## Problem requirements:
Could you set down every entry below exactly as it is?

## Excerpted records:
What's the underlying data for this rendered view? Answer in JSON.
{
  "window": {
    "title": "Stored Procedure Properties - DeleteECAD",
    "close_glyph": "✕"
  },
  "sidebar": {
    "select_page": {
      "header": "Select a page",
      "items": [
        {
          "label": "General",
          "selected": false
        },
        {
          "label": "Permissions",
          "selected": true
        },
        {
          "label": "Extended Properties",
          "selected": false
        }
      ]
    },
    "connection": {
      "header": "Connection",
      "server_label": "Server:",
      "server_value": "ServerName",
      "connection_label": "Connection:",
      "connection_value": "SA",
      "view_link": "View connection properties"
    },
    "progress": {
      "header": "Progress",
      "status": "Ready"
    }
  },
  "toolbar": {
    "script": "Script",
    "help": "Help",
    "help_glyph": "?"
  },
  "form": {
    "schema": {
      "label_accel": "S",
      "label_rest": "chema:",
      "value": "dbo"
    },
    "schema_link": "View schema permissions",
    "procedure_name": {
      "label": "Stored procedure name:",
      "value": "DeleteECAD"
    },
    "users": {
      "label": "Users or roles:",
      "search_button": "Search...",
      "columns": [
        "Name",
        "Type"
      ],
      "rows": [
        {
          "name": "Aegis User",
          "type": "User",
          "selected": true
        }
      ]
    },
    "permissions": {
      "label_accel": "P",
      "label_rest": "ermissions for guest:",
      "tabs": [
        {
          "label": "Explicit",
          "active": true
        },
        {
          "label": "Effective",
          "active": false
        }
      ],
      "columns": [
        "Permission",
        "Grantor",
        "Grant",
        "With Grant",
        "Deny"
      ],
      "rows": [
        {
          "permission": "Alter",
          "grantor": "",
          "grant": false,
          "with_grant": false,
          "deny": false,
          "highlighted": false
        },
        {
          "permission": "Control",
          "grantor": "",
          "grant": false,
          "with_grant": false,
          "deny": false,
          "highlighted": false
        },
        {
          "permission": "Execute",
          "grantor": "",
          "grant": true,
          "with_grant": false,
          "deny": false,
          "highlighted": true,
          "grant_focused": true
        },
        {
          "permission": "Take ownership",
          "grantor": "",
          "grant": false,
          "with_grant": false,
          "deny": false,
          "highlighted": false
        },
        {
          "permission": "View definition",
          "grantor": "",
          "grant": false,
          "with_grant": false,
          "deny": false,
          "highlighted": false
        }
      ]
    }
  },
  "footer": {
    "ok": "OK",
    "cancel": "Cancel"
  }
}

## Response box:
What's the underlying data for this rendered view? Answer in JSON.
{
  "window": {
    "title": "Stored Procedure Properties - DeleteECAD",
    "close_glyph": "✕"
  },
  "sidebar": {
    "select_page": {
      "header": "Select a page",
      "items": [
        {
          "label": "General",
          "selected": false
        },
        {
          "label": "Permissions",
          "selected": true
        },
        {
          "label": "Extended Properties",
          "selected": false
        }
      ]
    },
    "connection": {
      "header": "Connection",
      "server_label": "Server:",
      "server_value": "ServerName",
      "connection_label": "Connection:",
      "connection_value": "SA",
      "view_link": "View connection properties"
    },
    "progress": {
      "header": "Progress",
      "status": "Ready"
    }
  },
  "toolbar": {
    "script": "Script",
    "help": "Help",
    "help_glyph": "?"
  },
  "form": {
    "schema": {
      "label_accel": "S",
      "label_rest": "chema:",
      "value": "dbo"
    },
    "schema_link": "View schema permissions",
    "procedure_name": {
      "label": "Stored procedure name:",
      "value": "DeleteECAD"
    },
    "users": {
      "label": "Users or roles:",
      "search_button": "Search...",
      "columns": [
        "Name",
        "Type"
      ],
      "rows": [
        {
          "name": "Aegis User",
          "type": "User",
          "selected": true
        }
      ]
    },
    "permissions": {
      "label_accel": "P",
      "label_rest": "ermissions for guest:",
      "tabs": [
        {
          "label": "Explicit",
          "active": true
        },
        {
          "label": "Effective",
          "active": false
        }
      ],
      "columns": [
        "Permission",
        "Grantor",
        "Grant",
        "With Grant",
        "Deny"
      ],
      "rows": [
        {
          "permission": "Alter",
          "grantor": "",
          "grant": false,
          "with_grant": false,
          "deny": false,
          "highlighted": false
        },
        {
          "permission": "Control",
          "grantor": "",
          "grant": false,
          "with_grant": false,
          "deny": false,
          "highlighted": false
        },
        {
          "permission": "Execute",
          "grantor": "",
          "grant": true,
          "with_grant": false,
          "deny": false,
          "highlighted": true,
          "grant_focused": true
        },
        {
          "permission": "Take ownership",
          "grantor": "",
          "grant": false,
          "with_grant": false,
          "deny": false,
          "highlighted": false
        },
        {
          "permission": "View definition",
          "grantor": "",
          "grant": false,
          "with_grant": false,
          "deny": false,
          "highlighted": false
        }
      ]
    }
  },
  "footer": {
    "ok": "OK",
    "cancel": "Cancel"
  }
}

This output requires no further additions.